Bow hunters will once again be allowed into 10 Cincinnati parks this year, amid evidence that the 10-year program has sharply reduced the deer population in Mount Airy Forest. In addition, the parks are considering adding more deer "exclusions" or fences to keep the animals out. Deer pose a threat to the flora of city parks, especially Mount Air and California Woods Nature Preserve, park officials say. The too numerous animals eat wildflowers such as trilliums and tree seedlings down to the ground.
Cincinnati has a new parks director: Wade Walcutt, who currently runs the parks system in Greensboro, N.C.Walcutt's appointment was announced Wednesday by the Cincinnati Board of Park Commissioners. His appointment ends a nationwide search to replace the retiring Willie Carden, who had served since 2000. Carden presided over the opening of dazzling new parks but also faced criticism over a lack of transparency.
Muck Rack makes it simple to find people, tweets, or articles that mention any name, keyword, company, hashtag etc. We've compiled this guide to help you make the most of your search.
Selecting a term
Start searching tweets, articles from media outlets, articles mentioned in tweets, journalists'
names, titles and bios with some suggested searches:
Companies or Topics (e.g. iPhone, Microsoft)
Phrases (e.g. "cloud computing") — use quotes to keep the terms together
Twitter handles (e.g. @username) — returns those who have mentioned or replied to
Names (e.g. "David Pogue")
Hashtags (e.g. #sxsw, #london2012)
Bio details (e.g. vegan, Olympics, father)
Muck Rack's Advanced Search allows for many boolean operators.
Find results that mention multiple specified terms, use AND or

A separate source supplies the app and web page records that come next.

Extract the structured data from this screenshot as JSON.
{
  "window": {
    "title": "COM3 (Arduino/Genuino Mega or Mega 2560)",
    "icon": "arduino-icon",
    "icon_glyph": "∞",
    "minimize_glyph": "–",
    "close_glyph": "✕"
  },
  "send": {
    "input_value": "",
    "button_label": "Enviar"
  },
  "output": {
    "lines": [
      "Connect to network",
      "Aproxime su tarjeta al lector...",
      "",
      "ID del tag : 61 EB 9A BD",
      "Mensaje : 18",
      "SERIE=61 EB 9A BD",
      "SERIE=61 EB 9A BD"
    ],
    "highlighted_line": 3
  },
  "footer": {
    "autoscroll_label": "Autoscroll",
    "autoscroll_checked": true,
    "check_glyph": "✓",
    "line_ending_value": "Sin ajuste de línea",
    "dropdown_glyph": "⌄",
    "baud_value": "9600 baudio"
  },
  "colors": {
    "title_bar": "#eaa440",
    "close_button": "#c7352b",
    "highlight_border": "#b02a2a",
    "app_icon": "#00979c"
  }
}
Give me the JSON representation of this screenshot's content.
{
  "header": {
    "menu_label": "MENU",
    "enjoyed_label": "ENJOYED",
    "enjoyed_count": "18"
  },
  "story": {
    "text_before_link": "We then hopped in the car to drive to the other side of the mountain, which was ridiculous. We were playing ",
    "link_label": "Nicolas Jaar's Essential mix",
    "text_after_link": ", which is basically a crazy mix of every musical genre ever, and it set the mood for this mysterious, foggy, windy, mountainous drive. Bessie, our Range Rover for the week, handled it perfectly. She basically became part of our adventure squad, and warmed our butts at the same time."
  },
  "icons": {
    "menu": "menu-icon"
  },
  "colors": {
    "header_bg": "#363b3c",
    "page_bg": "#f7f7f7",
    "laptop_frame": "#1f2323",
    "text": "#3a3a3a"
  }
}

+. For example, ensure each result contains both Elon Musk and Mark Zuckerberg by
searching Obama AND Romney or Obama + Romney.
Use the operators OR or , to broaden your search when you'd like either of
multiple terms to appear in results. (This is the default behavior of our search when no operators
are used.) For example, search for democrat OR republican to find results that refer to
Democrats and/or Republicans.
Use NOT or - to subtract results from your search. For
example, searching Disney will yield results about the Walt Disney Company as well as Walt Disney
World Resort. To exclude mentions of Disney World, search for Disney -World or Disney
When using one of these operators with a phrase, enclose it in quotation marks. For example, you can
find results about smartphones excluding Apple's iPhone 4S by searching smartphone -"iPhone
Exact case matching or punctuation
If you're searching for a brand name or keyword that relies on specific punctuation marks or capitalization, you can
find results that match your exact query by adding matchcase: before the keyword you're searching for, like matchcase:E*TRADE .
Use parentheses to separate multiple
boolean phrases. For example, to find journalists talking about having fun in Disney World or
Disneyland, search for ("disney world" OR disneyland) AND fun.
An asterisk can be used to search for any variation of a root word truncated by the asterisk. For example, searching for admin* will return results for administrator, administration, administer, administered, etc.
A near operator is an AND operator where you can control the distance between the words. You can vary the distance the near operation uses by adding a forward slash and number (between 0-99) such as strawberries NEAR/10 "whipped cream", which means the strawberries must exist within 10 words of "whipped cream".